  Biol Rev Camb Philos Soc, 80, 129-153.  
15895255 S.Köhler (2005).
Multi-membrane-bound structures of Apicomplexa: I. the architecture of the Toxoplasma gondii apicoplast.
  Parasitol Res, 96, 258-272.  
15952903 S.W.White, J.Zheng, Y.M.Zhang, and Rock (2005).
The structural biology of type II fatty acid biosynthesis.
  Annu Rev Biochem, 74, 791-831.  
15173840 D.A.Fidock, P.J.Rosenthal, S.L.Croft, R.Brun, and S.Nwaka (2004).
Antimalarial drug discovery: efficacy models for compound screening.
  Nat Rev Drug Discov, 3, 509-520.  
15302818 K.S.Paul, C.J.Bacchi, and P.T.Englund (2004).
Multiple triclosan targets in Trypanosoma brucei.
  Eukaryot Cell, 3, 855-861.  
15726819 Y.M.Zhang, Y.J.Lu, and C.O.Rock (2004).
The reductase steps of the type II fatty acid synthase as antimicrobial targets.
  Lipids, 39, 1055-1060.  
14623959 B.U.Samuel, B.Hearn, D.Mack, P.Wender, J.Rothbard, M.J.Kirisits, E.Mui, S.Wernimont, C.W.Roberts, S.P.Muench, D.W.Rice, S.T.Prigge, A.B.Law, and R.McLeod (2003).
Delivery of antimicrobials into parasites.
  Proc Natl Acad Sci U S A, 100, 14281-14286.  
12692093 P.Gilbert, and A.J.McBain (2003).
Potential impact of increased use of biocides in consumer products on prevalence of antibiotic resistance.
  Clin Microbiol Rev, 16, 189-208.  
12499205 R.F.Waller, S.A.Ralph, M.B.Reed, V.Su, J.D.Douglas, D.E.Minnikin, A.F.Cowman, G.S.Besra, and G.I.McFadden (2003).
A type II pathway for fatty acid biosynthesis presents drug targets in Plasmodium falciparum.
  Antimicrob Agents Chemother, 47, 297-301.  
12832774 S.P.Muench, J.B.Rafferty, R.McLeod, D.W.Rice, and S.T.Prigge (2003).

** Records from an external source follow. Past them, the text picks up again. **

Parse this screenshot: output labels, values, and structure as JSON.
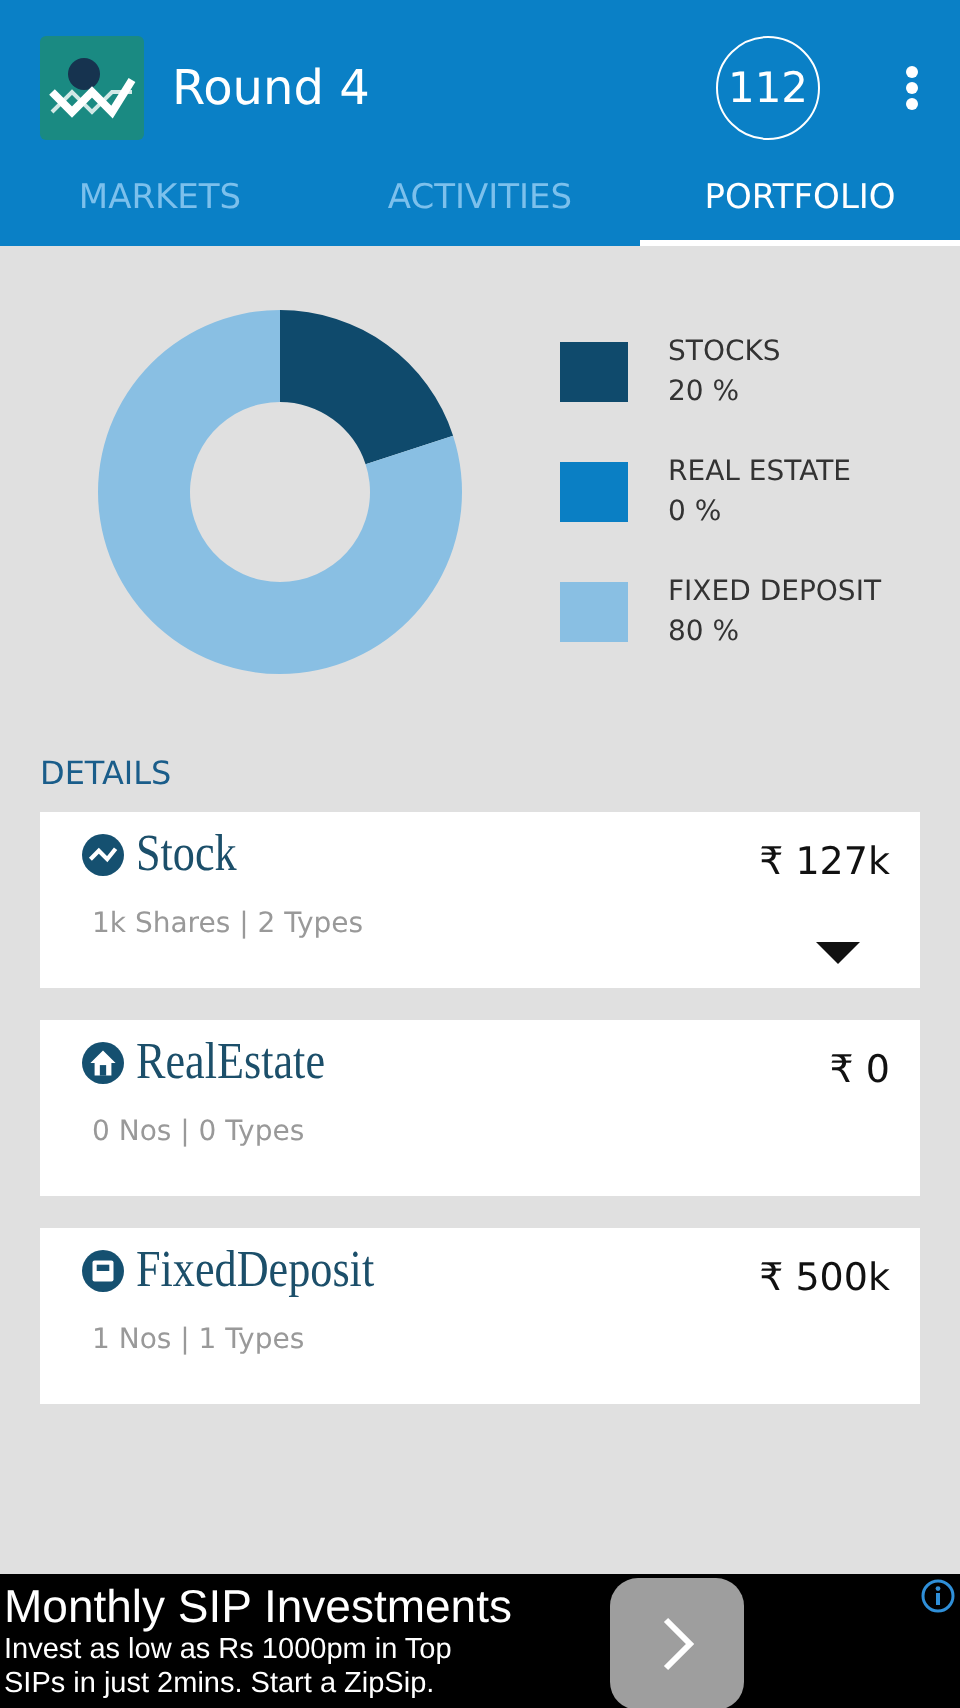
{
  "app_bar": {
    "title": "Round 4",
    "badge": "112"
  },
  "tabs": [
    {
      "label": "MARKETS",
      "selected": false
    },
    {
      "label": "ACTIVITIES",
      "selected": false
    },
    {
      "label": "PORTFOLIO",
      "selected": true
    }
  ],
  "legend": [
    {
      "value": "20 %",
      "color": "#0f4a6c"
    },
    {
      "value": "0 %",
      "color": "#0a7fc4"
    },
    {
      "value": "80 %",
      "color": "#89bfe3"
    }
  ],
  "chart_data": {
    "type": "donut",
    "categories": [
      "STOCKS",
      "REAL ESTATE",
      "FIXED DEPOSIT"
    ],
    "values": [
      20,
      0,
      80
    ]
  },
  "details": {
    "heading": "DETAILS",
    "cards": [
      {
        "kind": "stock",
        "title": "Stock",
        "amount": "₹ 127k",
        "summary": "1k Shares | 2 Types",
        "expandable": true
      },
      {
        "kind": "real_estate",
        "title": "RealEstate",
        "amount": "₹ 0",
        "summary": "0 Nos | 0 Types",
        "expandable": false
      },
      {
        "kind": "fixed_deposit",
        "title": "FixedDeposit",
        "amount": "₹ 500k",
        "summary": "1 Nos | 1 Types",
        "expandable": false
      }
    ]
  },
  "ad": {
    "title": "Monthly SIP Investments",
    "text": "Invest as low as Rs 1000pm in Top SIPs in just 2mins. Start a ZipSip."
  }
}
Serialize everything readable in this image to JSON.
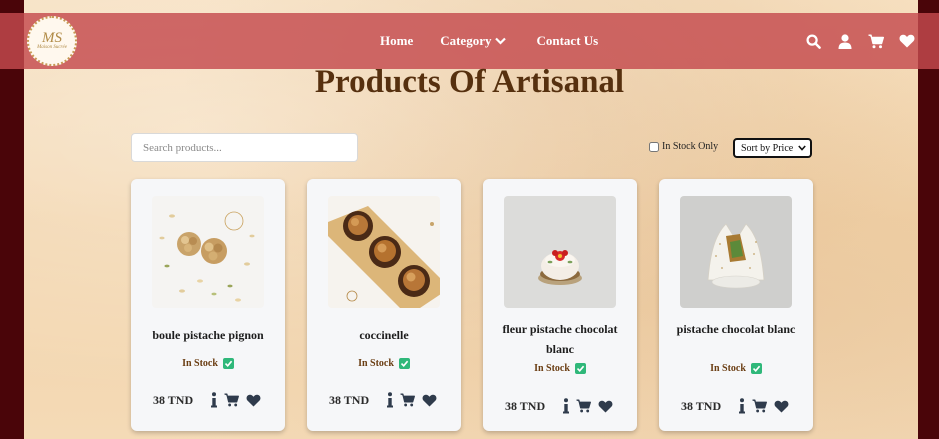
{
  "brand": {
    "logo_mono": "MS",
    "logo_sub": "Maison Sucrée"
  },
  "nav": {
    "home": "Home",
    "category": "Category",
    "contact": "Contact Us",
    "icons": [
      "search-icon",
      "user-icon",
      "cart-icon",
      "heart-icon"
    ]
  },
  "page": {
    "title": "Products Of Artisanal"
  },
  "filters": {
    "search_placeholder": "Search products...",
    "in_stock_label": "In Stock Only",
    "in_stock_checked": false,
    "sort_label": "Sort by Price"
  },
  "colors": {
    "navbar": "#c44a4e",
    "title": "#56300f",
    "icon_dark": "#2f3b4c",
    "stock_check": "#2fb87a",
    "page_side": "#4a0509"
  },
  "products": [
    {
      "name": "boule pistache pignon",
      "stock": "In Stock",
      "price": "38 TND"
    },
    {
      "name": "coccinelle",
      "stock": "In Stock",
      "price": "38 TND"
    },
    {
      "name": "fleur pistache chocolat blanc",
      "stock": "In Stock",
      "price": "38 TND"
    },
    {
      "name": "pistache chocolat blanc",
      "stock": "In Stock",
      "price": "38 TND"
    }
  ]
}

Expression, purification and crystallization of the Plasmodium falciparum enoyl reductase.
  Acta Crystallogr D Biol Crystallogr, 59, 1246-1248.  
12037321 H.H.Lee, J.Yun, J.Moon, B.W.Han, B.I.Lee, J.Y.Lee, and S.W.Suh (2002).
Crystallization and preliminary X-ray crystallographic analysis of enoyl-acyl carrier protein reductase from Helicobacter pylori.
  Acta Crystallogr D Biol Crystallogr, 58, 1071-1073.  
The most recent references are shown first. Citation data come partly from CiteXplore and partly from an automated harvesting procedure. Note that this is likely to be only a partial list as not all journals are covered by either method. However, we are continually building up the citation data so more and more references will be included with time. Where a reference describes a PDB structure, the PDB codes are shown on the right.